[SOURCE MATERIAL — start]
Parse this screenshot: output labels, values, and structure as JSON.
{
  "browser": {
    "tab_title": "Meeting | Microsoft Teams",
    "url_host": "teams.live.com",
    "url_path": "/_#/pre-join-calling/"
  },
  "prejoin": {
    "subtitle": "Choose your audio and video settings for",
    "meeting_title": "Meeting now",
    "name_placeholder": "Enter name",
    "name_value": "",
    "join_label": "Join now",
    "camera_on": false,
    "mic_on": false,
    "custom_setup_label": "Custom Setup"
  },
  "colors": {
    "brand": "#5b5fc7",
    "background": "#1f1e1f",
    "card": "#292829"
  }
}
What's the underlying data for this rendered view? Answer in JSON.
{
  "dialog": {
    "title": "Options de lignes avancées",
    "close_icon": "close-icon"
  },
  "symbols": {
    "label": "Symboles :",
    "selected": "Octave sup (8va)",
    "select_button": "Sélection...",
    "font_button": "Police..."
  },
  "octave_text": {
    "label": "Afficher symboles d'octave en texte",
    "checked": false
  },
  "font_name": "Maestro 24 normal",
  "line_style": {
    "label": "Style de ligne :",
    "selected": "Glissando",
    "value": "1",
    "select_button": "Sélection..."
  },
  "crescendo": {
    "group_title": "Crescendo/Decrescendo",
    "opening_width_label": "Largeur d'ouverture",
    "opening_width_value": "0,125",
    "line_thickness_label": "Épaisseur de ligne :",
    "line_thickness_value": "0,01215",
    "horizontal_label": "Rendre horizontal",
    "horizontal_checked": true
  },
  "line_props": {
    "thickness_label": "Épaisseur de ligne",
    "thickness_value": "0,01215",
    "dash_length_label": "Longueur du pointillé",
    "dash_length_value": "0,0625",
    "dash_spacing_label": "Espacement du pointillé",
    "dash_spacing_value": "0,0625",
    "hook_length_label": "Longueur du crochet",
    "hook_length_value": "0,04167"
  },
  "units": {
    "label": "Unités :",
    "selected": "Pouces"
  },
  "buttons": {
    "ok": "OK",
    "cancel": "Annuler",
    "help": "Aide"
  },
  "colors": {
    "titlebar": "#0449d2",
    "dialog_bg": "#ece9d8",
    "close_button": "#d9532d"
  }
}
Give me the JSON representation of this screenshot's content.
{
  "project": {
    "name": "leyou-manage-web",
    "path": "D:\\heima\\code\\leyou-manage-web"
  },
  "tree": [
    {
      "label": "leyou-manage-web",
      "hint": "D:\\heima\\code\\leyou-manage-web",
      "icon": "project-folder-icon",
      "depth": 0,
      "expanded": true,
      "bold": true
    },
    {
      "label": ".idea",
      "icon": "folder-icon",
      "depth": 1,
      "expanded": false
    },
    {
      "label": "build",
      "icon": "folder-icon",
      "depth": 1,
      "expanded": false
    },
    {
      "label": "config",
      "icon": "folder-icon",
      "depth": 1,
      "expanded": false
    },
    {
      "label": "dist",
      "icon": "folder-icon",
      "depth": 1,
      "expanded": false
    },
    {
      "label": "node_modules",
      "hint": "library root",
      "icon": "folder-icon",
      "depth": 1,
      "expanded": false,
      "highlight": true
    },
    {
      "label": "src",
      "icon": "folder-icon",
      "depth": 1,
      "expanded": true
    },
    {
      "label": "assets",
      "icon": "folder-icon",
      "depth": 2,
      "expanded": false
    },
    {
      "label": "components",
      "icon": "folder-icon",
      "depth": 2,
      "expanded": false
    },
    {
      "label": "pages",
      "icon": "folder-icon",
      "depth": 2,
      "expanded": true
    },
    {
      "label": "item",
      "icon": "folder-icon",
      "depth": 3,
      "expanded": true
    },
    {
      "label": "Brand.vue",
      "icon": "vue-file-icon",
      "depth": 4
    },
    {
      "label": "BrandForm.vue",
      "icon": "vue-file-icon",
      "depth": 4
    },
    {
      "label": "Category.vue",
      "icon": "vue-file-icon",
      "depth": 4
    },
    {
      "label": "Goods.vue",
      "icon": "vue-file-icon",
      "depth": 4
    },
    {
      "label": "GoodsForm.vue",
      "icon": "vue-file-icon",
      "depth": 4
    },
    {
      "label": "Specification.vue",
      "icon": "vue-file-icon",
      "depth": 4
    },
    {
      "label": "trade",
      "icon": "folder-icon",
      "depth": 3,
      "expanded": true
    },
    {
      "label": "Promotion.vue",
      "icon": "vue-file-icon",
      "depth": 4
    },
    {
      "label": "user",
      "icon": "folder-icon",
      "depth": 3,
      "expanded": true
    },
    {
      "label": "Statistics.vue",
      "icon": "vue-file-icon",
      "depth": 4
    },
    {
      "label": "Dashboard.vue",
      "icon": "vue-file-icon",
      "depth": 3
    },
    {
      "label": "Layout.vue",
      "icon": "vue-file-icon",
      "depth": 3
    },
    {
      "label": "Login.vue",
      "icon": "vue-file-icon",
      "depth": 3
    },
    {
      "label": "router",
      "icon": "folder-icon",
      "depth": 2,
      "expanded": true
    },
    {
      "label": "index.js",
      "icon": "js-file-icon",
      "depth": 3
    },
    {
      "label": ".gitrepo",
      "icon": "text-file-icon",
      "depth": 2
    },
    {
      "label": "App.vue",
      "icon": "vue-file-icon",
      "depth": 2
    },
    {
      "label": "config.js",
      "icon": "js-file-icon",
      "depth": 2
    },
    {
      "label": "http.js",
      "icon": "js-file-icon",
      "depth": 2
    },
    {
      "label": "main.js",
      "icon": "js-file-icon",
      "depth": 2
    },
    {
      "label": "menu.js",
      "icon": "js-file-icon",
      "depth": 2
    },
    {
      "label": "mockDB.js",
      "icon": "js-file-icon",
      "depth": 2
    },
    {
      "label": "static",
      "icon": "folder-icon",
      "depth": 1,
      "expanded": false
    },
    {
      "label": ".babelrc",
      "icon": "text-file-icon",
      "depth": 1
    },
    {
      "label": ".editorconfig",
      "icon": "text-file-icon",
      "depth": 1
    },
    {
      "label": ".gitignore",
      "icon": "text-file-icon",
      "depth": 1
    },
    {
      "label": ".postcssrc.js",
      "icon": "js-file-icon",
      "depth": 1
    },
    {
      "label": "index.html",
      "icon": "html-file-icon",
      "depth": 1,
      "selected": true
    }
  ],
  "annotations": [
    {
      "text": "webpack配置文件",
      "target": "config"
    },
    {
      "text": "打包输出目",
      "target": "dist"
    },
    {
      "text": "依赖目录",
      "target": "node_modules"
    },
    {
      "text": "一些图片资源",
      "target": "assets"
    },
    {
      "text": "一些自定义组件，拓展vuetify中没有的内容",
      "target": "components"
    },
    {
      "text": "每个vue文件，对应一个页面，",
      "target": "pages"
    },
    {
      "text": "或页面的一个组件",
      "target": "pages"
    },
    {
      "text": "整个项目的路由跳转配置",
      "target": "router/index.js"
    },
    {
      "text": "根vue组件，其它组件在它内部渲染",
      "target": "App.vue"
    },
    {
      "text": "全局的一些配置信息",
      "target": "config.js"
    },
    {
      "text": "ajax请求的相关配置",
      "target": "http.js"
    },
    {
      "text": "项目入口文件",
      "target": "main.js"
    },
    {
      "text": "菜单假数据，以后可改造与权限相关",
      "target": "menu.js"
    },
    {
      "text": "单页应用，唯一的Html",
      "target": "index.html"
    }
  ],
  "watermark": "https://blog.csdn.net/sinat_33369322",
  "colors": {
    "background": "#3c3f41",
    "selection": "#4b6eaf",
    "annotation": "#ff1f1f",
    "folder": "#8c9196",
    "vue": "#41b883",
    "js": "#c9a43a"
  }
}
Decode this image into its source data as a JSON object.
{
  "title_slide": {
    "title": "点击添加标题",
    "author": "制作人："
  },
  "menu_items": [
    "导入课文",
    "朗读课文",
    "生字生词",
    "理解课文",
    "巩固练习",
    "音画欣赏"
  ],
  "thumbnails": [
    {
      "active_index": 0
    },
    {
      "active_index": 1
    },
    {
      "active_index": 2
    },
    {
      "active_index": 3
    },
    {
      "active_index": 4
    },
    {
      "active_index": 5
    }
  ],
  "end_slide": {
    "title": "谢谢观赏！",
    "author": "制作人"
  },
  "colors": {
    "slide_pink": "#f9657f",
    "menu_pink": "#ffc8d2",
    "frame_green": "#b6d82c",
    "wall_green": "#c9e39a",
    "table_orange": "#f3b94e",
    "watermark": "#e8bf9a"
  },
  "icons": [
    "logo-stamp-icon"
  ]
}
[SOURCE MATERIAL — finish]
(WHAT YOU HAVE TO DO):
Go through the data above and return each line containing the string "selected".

(TASK SOLUTION):
    "selected": "Octave sup (8va)",
    "selected": "Glissando",
    "selected": "Pouces"
      "selected": true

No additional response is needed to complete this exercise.